METHODS: This study received funding in January 2015. Participant recruitment took place between January 2017 and February 2018, and the main findings were published in 2019. This study is a secondary analysis of data collected in a randomized controlled study evaluating the effects of a 9-week iCBT program compared to an online discussion forum (ODF) on depressive symptoms in patients with CVD (N=144). Data were collected at baseline and at the 9-week follow-up. Analysis of covariance was used to evaluate the differences in self-efficacy between the iCBT and ODF groups. Structural equation modeling explored the relationships among changes in depressive symptoms, self-efficacy, and physical activity, as well as the influence of iCBT on these relationships.

RESULTS: At follow-up, a significant difference in the increase in self-efficacy favoring iCBT was found (P=.04, Cohen d=0.27). We found an indirect association between changes in depressive symptoms and physical activity (β=-.24, P<.01), with the change in self-efficacy acting as a mediator. iCBT had a direct effect on the changes in depressive symptoms, which in turn influenced the changes in self-efficacy (β=.23, P<.001) and physical activity (β=.12, P<.001).

CONCLUSIONS: Self-efficacy was improved by iCBT. However, the influence of iCBT on self-efficacy and physical activity was mostly mediated by improvements in depressive symptoms.

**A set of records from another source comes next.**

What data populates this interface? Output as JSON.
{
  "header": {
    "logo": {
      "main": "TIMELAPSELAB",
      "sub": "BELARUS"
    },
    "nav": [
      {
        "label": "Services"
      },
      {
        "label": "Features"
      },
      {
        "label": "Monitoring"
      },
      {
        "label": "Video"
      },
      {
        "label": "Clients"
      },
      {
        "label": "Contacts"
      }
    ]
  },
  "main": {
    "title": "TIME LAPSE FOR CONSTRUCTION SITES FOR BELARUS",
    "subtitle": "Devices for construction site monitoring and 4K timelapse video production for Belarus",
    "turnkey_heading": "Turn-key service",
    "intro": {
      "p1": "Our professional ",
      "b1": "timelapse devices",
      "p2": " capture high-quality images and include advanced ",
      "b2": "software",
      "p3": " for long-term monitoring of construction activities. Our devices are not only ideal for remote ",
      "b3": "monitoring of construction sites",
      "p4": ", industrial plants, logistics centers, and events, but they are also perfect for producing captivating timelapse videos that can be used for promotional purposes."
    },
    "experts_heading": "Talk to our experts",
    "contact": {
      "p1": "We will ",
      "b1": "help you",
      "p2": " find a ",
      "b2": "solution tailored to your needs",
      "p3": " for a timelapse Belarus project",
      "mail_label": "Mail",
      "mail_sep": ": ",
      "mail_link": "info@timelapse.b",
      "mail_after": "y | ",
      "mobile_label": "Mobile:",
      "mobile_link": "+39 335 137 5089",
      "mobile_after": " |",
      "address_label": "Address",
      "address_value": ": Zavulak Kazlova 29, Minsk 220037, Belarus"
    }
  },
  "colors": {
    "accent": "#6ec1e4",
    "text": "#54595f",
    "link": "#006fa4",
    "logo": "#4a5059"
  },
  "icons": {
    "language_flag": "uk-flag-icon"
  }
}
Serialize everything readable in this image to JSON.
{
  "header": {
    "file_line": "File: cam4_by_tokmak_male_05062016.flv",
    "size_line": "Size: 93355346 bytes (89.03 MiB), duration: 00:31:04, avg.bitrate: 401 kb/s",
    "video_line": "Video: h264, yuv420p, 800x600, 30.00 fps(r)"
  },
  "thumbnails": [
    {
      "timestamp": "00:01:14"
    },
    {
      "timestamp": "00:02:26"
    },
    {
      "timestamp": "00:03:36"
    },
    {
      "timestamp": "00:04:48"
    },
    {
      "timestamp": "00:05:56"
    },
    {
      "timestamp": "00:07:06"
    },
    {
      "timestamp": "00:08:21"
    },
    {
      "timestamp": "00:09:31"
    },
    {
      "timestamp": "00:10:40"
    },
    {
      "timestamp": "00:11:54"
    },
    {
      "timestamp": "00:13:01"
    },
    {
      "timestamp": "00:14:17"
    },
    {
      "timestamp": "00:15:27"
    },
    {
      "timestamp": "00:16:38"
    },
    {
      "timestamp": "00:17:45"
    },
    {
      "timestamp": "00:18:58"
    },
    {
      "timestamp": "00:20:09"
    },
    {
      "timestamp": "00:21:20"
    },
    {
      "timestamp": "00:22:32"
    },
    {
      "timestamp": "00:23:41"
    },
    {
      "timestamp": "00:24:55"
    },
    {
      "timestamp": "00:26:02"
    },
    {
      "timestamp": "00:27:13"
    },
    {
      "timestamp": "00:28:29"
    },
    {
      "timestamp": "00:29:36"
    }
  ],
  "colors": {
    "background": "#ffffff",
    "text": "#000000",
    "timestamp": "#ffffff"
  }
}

TRIAL REGISTRATION: ClinicalTrials.gov NCT02778074; https://clinicaltrials.gov/ct2/show/NCT02778074.

PMID:35657674 | DOI:10.2196/29926